[[ SUPPLIED INFORMATION, beginning ]]
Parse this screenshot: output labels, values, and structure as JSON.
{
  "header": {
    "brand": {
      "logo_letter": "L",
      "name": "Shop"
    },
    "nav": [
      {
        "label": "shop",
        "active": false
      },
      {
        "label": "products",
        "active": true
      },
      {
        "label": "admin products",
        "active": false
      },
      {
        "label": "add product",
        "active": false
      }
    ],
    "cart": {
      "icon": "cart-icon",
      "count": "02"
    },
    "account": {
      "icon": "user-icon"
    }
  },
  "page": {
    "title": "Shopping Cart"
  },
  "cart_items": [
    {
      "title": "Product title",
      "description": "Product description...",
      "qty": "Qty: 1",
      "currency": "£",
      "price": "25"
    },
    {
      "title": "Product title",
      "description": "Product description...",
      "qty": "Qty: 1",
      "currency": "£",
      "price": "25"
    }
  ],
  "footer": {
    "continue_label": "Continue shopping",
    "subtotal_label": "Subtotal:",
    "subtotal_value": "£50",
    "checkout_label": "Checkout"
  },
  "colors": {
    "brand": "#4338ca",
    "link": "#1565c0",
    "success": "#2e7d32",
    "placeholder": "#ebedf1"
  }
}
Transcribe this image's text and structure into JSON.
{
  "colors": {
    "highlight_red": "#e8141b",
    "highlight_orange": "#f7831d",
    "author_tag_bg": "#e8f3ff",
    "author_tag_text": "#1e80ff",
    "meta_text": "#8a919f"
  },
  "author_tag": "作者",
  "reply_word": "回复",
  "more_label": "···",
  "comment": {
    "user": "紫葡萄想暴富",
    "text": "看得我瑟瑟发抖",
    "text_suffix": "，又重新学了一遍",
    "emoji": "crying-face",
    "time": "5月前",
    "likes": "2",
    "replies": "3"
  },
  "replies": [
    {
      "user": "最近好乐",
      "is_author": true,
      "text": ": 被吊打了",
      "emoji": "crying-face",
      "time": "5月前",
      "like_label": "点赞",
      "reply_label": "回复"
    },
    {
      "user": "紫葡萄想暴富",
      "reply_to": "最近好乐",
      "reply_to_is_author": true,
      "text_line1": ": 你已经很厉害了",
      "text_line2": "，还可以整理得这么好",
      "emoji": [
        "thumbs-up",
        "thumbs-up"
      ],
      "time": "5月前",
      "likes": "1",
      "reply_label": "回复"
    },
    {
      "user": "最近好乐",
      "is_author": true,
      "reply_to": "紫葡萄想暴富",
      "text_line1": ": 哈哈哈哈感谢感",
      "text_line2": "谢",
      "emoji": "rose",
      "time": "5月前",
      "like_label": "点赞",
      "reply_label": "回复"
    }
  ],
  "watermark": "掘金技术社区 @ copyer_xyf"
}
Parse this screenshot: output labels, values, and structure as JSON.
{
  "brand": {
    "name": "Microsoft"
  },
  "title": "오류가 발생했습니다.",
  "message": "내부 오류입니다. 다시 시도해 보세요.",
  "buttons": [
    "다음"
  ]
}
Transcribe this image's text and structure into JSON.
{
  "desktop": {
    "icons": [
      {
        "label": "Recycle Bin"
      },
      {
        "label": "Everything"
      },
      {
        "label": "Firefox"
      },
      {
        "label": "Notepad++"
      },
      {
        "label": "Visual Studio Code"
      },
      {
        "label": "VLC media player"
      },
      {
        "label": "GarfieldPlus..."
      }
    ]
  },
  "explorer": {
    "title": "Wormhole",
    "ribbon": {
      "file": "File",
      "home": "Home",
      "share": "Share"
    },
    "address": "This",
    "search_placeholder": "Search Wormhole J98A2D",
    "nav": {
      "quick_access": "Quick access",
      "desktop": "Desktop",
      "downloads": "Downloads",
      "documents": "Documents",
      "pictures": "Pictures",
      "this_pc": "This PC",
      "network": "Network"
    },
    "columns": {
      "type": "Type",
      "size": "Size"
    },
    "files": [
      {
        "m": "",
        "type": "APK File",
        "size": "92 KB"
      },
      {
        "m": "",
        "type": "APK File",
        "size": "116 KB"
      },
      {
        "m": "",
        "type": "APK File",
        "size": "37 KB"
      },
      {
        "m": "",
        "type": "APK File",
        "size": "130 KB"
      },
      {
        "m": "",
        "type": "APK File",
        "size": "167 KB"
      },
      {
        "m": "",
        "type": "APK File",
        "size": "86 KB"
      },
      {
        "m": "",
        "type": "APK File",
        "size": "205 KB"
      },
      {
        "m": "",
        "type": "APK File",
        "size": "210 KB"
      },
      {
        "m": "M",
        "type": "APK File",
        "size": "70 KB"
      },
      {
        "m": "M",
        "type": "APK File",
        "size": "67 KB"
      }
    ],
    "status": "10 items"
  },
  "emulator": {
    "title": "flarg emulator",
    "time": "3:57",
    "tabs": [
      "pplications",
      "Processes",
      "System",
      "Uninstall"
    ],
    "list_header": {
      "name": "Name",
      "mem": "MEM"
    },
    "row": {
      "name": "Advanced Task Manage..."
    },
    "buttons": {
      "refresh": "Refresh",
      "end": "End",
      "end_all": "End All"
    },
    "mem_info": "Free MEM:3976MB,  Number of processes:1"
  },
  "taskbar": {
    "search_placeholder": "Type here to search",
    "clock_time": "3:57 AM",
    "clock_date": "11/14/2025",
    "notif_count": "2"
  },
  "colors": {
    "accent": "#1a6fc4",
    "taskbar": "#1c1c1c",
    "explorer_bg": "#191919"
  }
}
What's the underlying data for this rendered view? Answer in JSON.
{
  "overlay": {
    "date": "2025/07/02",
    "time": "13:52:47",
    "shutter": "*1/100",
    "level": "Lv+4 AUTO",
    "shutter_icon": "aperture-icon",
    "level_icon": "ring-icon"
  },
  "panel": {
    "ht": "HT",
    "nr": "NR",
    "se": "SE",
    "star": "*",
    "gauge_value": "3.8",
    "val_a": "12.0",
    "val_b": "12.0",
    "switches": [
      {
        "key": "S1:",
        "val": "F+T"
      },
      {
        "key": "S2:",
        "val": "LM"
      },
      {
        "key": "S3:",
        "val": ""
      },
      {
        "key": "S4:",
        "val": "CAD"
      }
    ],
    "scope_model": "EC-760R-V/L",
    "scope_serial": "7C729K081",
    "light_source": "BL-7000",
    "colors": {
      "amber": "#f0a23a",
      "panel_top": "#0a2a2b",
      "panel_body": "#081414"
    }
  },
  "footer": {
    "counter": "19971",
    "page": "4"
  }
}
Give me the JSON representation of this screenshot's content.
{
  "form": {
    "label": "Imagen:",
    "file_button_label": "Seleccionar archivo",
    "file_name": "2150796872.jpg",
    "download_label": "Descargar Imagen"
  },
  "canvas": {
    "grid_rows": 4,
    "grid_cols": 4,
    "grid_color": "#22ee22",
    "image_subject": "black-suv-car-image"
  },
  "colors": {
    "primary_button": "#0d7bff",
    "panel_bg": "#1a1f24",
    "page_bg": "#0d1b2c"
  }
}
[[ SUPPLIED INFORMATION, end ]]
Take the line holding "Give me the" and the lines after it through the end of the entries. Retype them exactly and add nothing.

* **SOLUTION TO THIS TASK**:
Give me the JSON representation of this screenshot's content.
{
  "form": {
    "label": "Imagen:",
    "file_button_label": "Seleccionar archivo",
    "file_name": "2150796872.jpg",
    "download_label": "Descargar Imagen"
  },
  "canvas": {
    "grid_rows": 4,
    "grid_cols": 4,
    "grid_color": "#22ee22",
    "image_subject": "black-suv-car-image"
  },
  "colors": {
    "primary_button": "#0d7bff",
    "panel_bg": "#1a1f24",
    "page_bg": "#0d1b2c"
  }
}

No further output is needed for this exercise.